Assigned task — Give every entry again, word for word.

Records supplied —

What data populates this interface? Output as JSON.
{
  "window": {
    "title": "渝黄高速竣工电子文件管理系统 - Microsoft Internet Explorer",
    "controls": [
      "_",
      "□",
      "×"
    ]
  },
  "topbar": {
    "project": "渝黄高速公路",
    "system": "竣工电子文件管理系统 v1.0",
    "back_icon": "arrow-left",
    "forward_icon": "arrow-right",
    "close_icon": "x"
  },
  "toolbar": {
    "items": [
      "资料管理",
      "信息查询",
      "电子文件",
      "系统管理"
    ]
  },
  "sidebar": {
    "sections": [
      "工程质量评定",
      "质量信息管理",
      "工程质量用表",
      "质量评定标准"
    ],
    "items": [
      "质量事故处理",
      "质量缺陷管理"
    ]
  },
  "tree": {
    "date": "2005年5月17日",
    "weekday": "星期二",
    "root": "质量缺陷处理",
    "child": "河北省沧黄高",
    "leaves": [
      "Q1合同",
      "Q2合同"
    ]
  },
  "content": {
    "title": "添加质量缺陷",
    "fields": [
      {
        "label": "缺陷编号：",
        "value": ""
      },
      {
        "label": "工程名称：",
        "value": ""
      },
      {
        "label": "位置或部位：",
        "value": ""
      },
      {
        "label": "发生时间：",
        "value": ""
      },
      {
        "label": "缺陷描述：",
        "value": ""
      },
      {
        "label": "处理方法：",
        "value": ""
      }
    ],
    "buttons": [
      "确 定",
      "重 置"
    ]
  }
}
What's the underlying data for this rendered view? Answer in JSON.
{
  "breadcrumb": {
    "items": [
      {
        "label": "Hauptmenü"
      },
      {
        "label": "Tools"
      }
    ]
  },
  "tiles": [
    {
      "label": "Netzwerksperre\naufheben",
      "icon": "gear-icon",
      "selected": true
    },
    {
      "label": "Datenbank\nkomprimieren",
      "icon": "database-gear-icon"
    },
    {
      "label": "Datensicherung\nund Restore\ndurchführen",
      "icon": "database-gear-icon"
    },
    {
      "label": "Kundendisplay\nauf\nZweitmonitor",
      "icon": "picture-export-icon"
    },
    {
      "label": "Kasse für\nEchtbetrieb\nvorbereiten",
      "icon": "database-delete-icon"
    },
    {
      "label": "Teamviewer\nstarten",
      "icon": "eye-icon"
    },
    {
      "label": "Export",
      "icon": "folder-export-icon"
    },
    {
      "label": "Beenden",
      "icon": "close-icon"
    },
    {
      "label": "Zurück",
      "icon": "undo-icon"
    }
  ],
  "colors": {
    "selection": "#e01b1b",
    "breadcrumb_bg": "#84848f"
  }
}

Solution for this task —
What data populates this interface? Output as JSON.
{
  "window": {
    "title": "渝黄高速竣工电子文件管理系统 - Microsoft Internet Explorer",
    "controls": [
      "_",
      "□",
      "×"
    ]
  },
  "topbar": {
    "project": "渝黄高速公路",
    "system": "竣工电子文件管理系统 v1.0",
    "back_icon": "arrow-left",
    "forward_icon": "arrow-right",
    "close_icon": "x"
  },
  "toolbar": {
    "items": [
      "资料管理",
      "信息查询",
      "电子文件",
      "系统管理"
    ]
  },
  "sidebar": {
    "sections": [
      "工程质量评定",
      "质量信息管理",
      "工程质量用表",
      "质量评定标准"
    ],
    "items": [
      "质量事故处理",
      "质量缺陷管理"
    ]
  },
  "tree": {
    "date": "2005年5月17日",
    "weekday": "星期二",
    "root": "质量缺陷处理",
    "child": "河北省沧黄高",
    "leaves": [
      "Q1合同",
      "Q2合同"
    ]
  },
  "content": {
    "title": "添加质量缺陷",
    "fields": [
      {
        "label": "缺陷编号：",
        "value": ""
      },
      {
        "label": "工程名称：",
        "value": ""
      },
      {
        "label": "位置或部位：",
        "value": ""
      },
      {
        "label": "发生时间：",
        "value": ""
      },
      {
        "label": "缺陷描述：",
        "value": ""
      },
      {
        "label": "处理方法：",
        "value": ""
      }
    ],
    "buttons": [
      "确 定",
      "重 置"
    ]
  }
}
What's the underlying data for this rendered view? Answer in JSON.
{
  "breadcrumb": {
    "items": [
      {
        "label": "Hauptmenü"
      },
      {
        "label": "Tools"
      }
    ]
  },
  "tiles": [
    {
      "label": "Netzwerksperre\naufheben",
      "icon": "gear-icon",
      "selected": true
    },
    {
      "label": "Datenbank\nkomprimieren",
      "icon": "database-gear-icon"
    },
    {
      "label": "Datensicherung\nund Restore\ndurchführen",
      "icon": "database-gear-icon"
    },
    {
      "label": "Kundendisplay\nauf\nZweitmonitor",
      "icon": "picture-export-icon"
    },
    {
      "label": "Kasse für\nEchtbetrieb\nvorbereiten",
      "icon": "database-delete-icon"
    },
    {
      "label": "Teamviewer\nstarten",
      "icon": "eye-icon"
    },
    {
      "label": "Export",
      "icon": "folder-export-icon"
    },
    {
      "label": "Beenden",
      "icon": "close-icon"
    },
    {
      "label": "Zurück",
      "icon": "undo-icon"
    }
  ],
  "colors": {
    "selection": "#e01b1b",
    "breadcrumb_bg": "#84848f"
  }
}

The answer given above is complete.